He is the grandson of ichthyologist John Treadwell Nichols and a first cousin of Massachusetts politician William Weld.[4]

Bibliography[edit]

Novels
Non-fiction
  • Non-fiction trilogy
  • A Fragile Beauty: John Nichols' Milagro Country. Gibbs Smith. 1987. ISBN 0879052821. 
  • Dancing on the Stones:Selected Essays. University of New Mexico Press. 2000. ISBN 978-0826321824. 
  • An American Child Supreme: The Education of a Liberation Ecologist. Credo Series. Milkweed Editions. 2001. ISBN 978-1571312525. 

See also[edit]

References[edit]

  1. ^ Tessier, D (November 3, 2008). "John Nichols, unconventional socialist". New Mexico Independent. Retrieved October 8, 2012. 
  2. ^ Canby, Vincent (October 23, 1969). "The Sterile Cuckoo (1969) Screen: 'The Sterile Cuckoo,' Old-Style TV Drama". The New York Times. 
  3. ^ "The Absolutely Irrepressible Multicultural Life and Literary Times of John Nichols". Milagroman.yolasite.com. Retrieved March 11, 2015. 
  4. ^ Nichols, John. "Biography - John Nichols". JohnNicholsBooks.com.
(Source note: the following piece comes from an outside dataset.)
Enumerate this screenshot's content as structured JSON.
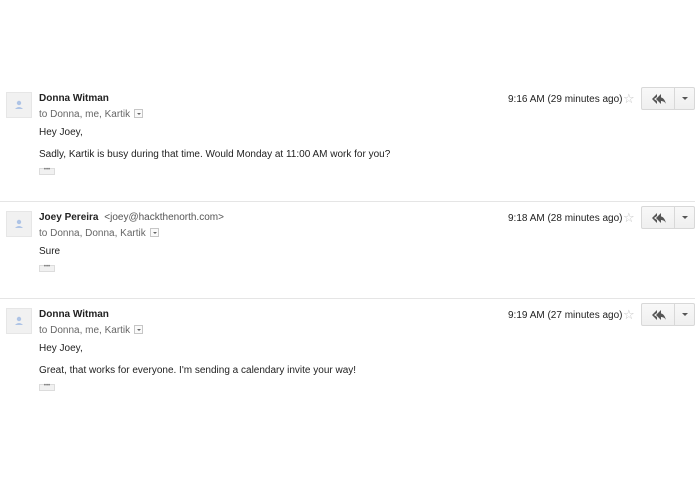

John Nichols. Retrieved March 11, 2015. 

External links[edit]